Right after the Texas legislature carried out a close to-overall ban on abortion final yr, medical professionals in the Lone Star State instructed researchers that their dread of penalties below the law led them to hold off health care treatment in numerous circumstances until a pregnant woman’s signs and symptoms worsened.
To date, the Texas experience displays how individuals with complex pregnancies may confront varied interpretations of state laws that will result in unequal accessibility to care, the scientists wrote.
The overall health pitfalls for expecting females/people increase sharply when doctors wait for indications to worsen, and delays could direct to loss of life from blood decline or infection, Evans pointed out.
Dana Stone, M.D., an obstetrician-gynecologist in Oklahoma City, instructed Evans, “It’s not theoretical for us. We know how terrifying it can be when points get out of hand.”
Missing apparent authorized advice, Stone simply cannot be self-confident which procedures would be authorized, she claimed. “In follow, we will have to decide on up the cellular phone and call the lawyer just before we consider treatment of a female,” she advised Evans.
Medical professionals managing expecting women/men and women in Florida also may possibly encounter legal jeopardy, according to reporting from Verónica Zaragovia for radio station WLRN in Miami.
As in Texas, health professionals in South Florida say a new state law banning most abortions after 15 months could hurt clients and suppliers in component for the reason that the legislation leaves well being treatment providers with much less solutions than they experienced prior to the legislature passed the new law.
Whilst the law bans most abortions soon after 15 months, there are some exceptions, Zaragovia wrote. A single exception would be if two medical professionals agree that a fetus or the client could die, she documented. “The laws does not clarify how imminent that danger requires to be,” she additional.
Further information to aid reporting
- On July 8, President Biden signed a broad program, identified as an government get, to preserve obtain to abortion, mandating that HHS report in 30 times how to increase accessibility to treatment abortion and crisis contraception essential the departments of Justice and Homeland Stability to assure the security of healthcare clinics providing reproductive and relevant wellbeing treatment companies asked for that HHS, DOJ and the Federal Trade Fee look for strategies to reduce electronic surveillance associated to reproductive well being care services Requested the DOJ to really encourage private pro bono attorneys, bar associations and general public curiosity teams to represent and aid people, clinicians and corporations concerned in reproductive wellness companies.

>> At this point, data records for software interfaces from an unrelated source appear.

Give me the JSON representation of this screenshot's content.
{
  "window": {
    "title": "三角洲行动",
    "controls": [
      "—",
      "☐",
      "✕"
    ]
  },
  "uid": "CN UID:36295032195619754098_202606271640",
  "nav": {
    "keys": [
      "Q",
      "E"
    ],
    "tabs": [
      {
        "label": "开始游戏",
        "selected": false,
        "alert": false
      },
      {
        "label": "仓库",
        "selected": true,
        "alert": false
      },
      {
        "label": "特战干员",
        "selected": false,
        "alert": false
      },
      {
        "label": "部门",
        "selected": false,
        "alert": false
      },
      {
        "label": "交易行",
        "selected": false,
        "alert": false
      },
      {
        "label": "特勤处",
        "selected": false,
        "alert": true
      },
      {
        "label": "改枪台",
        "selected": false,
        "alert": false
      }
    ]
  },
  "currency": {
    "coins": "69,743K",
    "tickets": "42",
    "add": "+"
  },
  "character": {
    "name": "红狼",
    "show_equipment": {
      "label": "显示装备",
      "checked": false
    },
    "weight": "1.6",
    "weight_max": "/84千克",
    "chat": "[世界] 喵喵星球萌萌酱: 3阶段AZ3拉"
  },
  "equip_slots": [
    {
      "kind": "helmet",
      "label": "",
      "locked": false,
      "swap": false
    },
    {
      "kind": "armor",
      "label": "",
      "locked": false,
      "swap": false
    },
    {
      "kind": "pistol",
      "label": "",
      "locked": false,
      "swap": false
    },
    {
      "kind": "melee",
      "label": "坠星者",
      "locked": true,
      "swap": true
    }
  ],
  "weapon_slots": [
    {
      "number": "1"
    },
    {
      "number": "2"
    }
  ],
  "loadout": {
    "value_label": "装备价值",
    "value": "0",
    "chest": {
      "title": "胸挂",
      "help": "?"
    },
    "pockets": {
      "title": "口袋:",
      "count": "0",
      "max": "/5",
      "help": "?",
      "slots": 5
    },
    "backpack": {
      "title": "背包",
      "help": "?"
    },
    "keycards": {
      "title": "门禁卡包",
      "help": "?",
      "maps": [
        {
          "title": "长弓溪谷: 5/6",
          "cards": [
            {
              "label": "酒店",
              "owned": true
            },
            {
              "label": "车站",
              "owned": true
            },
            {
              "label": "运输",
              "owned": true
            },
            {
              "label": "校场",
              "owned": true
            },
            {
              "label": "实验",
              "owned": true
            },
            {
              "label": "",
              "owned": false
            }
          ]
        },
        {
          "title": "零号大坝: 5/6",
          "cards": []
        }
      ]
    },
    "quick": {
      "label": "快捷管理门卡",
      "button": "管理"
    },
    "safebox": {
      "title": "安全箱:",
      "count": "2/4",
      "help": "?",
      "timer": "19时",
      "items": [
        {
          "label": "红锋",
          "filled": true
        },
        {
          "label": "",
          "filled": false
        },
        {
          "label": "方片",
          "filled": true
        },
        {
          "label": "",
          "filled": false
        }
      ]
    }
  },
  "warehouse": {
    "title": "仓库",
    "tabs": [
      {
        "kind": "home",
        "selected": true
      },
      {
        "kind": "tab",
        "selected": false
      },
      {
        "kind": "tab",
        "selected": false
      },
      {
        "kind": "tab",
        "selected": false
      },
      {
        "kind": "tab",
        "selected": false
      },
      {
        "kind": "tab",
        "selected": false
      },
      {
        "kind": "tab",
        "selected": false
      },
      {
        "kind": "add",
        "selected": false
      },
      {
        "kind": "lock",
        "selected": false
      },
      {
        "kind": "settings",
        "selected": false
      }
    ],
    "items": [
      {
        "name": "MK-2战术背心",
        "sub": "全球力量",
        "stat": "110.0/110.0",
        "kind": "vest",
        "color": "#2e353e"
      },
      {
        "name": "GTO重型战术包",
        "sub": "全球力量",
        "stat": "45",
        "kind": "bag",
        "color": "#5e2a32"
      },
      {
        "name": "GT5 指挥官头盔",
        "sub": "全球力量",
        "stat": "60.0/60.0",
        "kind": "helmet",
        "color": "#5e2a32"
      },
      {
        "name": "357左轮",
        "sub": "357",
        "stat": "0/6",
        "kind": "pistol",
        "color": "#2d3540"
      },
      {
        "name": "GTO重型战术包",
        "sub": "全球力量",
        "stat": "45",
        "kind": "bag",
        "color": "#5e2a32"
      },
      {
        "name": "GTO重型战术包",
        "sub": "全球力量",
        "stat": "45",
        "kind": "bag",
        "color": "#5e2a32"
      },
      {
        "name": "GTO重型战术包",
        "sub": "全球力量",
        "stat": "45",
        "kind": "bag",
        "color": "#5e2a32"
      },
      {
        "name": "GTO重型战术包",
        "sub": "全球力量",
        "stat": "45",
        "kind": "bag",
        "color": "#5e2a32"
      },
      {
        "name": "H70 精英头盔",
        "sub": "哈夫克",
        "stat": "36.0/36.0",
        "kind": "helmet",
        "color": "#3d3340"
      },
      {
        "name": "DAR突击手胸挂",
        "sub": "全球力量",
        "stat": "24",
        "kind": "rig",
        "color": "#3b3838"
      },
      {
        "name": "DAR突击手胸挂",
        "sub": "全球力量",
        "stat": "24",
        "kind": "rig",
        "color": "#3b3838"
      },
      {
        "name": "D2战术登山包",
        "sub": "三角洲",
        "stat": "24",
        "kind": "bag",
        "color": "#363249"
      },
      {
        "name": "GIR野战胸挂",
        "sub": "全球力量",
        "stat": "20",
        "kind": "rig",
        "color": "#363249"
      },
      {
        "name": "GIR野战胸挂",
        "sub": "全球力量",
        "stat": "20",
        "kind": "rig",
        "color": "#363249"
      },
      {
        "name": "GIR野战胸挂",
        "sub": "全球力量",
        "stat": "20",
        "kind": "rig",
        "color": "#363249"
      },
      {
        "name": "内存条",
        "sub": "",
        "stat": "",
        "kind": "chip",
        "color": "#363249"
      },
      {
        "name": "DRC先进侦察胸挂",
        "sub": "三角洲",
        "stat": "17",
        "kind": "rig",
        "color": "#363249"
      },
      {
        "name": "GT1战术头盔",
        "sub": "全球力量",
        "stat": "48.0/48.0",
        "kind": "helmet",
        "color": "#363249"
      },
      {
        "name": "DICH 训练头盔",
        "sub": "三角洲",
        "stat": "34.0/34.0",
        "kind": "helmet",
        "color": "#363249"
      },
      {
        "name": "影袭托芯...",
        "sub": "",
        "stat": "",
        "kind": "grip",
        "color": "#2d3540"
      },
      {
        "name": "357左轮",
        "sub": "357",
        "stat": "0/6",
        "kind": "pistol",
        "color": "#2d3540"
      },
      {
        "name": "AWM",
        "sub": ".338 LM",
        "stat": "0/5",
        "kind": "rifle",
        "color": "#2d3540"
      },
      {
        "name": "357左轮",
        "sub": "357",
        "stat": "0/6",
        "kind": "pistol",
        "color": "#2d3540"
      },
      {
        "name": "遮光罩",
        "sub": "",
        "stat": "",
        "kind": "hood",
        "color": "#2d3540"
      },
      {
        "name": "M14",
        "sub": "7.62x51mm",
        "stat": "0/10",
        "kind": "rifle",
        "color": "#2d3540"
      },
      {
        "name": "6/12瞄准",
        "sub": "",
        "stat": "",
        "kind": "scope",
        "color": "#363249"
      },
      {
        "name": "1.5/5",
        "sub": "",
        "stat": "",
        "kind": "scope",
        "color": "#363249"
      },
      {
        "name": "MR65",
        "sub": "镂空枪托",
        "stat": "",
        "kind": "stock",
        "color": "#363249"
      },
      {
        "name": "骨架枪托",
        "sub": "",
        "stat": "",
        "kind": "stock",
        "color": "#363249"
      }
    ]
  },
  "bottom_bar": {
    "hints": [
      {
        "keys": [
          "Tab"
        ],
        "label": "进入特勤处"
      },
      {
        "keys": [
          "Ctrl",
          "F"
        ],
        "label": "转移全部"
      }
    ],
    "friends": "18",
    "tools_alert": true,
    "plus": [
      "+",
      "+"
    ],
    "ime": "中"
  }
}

- In May, five journalists for The Guardian recapped 5 situations in international locations outdoors of the United States the place women died following not obtaining the care they required all through obstetric crises. Between these conditions was one particular that activated Ireland’s 2018 repeal its close to-whole ban on abortion.